Yet this stands in sharp contrast to another great O.T. story: perhaps you can picture it, the account of Elijah on Mount Horeb. For here the prophet stands in the entrance of his cave, and finds the presence of God to be not in fire, storm and earthquake, with all their terrible physical power of destruction, but rather in ‘a still, small voice’ which, literally translated, is the sound of thin silence.

It’s this which awes Elijah so that he wraps his face in his cloak. And likewise the psalmist writes: ‘Be still let go and know that I am God’.

Silence and stillness, these things that really do require our discipline, enable us to be attentive and enable us to listen, not for some external voice, but rather as we open ourselves to the presence of God, to the very source of our life and being.

In holding on to this theme of silence for Advent, it’s interesting to note that, of all people, Virginia Woolf has written specifically about her experience of being on a silent retreat, in terms of helping her, and I quote ‘to see the bottom of the vessel’.

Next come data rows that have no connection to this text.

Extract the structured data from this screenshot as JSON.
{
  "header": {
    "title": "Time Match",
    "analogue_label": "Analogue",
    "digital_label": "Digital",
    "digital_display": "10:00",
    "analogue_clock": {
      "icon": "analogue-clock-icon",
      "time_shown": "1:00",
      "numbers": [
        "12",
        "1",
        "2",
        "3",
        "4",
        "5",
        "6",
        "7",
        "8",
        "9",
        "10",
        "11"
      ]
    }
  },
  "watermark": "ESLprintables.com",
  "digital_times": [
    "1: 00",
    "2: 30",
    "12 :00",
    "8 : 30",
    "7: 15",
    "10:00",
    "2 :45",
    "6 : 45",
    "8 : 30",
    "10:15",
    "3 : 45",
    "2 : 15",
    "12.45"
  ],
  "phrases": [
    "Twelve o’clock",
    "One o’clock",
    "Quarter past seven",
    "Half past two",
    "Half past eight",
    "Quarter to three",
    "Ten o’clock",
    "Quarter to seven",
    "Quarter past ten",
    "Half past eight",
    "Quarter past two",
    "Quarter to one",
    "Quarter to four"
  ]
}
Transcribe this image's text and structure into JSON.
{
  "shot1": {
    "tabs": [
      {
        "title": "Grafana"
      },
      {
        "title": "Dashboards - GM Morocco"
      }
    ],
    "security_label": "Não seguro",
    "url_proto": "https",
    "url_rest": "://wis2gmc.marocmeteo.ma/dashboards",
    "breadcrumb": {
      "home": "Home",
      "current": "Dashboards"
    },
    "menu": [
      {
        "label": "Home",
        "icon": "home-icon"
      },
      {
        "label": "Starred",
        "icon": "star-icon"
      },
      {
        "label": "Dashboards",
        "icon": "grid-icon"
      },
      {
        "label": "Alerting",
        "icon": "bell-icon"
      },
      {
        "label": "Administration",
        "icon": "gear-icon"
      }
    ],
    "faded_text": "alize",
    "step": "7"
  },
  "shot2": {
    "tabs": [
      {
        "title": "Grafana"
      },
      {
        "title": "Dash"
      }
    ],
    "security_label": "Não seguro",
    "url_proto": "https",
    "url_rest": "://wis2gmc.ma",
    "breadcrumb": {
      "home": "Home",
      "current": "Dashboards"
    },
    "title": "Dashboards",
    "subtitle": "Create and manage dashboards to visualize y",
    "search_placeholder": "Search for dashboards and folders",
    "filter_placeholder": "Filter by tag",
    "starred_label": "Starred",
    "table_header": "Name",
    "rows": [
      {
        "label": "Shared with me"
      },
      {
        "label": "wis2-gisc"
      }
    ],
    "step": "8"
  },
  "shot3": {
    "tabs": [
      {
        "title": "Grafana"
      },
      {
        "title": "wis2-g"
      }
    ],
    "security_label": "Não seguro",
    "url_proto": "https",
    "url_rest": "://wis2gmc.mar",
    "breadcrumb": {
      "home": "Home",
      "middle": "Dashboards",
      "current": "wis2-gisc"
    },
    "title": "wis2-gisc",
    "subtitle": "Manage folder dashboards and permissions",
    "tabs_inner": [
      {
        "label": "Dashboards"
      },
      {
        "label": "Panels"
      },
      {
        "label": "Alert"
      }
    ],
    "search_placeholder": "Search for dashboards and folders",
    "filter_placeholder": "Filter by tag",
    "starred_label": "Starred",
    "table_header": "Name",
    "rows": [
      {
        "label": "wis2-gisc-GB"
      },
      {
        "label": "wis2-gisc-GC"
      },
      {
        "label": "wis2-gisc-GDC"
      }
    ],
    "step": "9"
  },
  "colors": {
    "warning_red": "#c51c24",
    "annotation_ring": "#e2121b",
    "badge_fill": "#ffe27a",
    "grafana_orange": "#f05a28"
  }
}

Here she powerfully acknowledges that this can be both a troubling and even at times a terrifying experience. But the ‘bottom of the vessel’ is really the God within who created us in His own image and likeness.

If during this Advent, the silence of God leads you (like Elijah) to wonder and adoration, you will have done well.

As you journey through this season of preparation, remember that the Benedictine monks who worshipped here for centuries before us were urged by St. Benedict to ‘diligently cultivate silence at all times’.

Life today is far faster and more noisy than it was then, and yet silence still remains very precious. Spiritual life and growth flourish when silence becomes part of human life.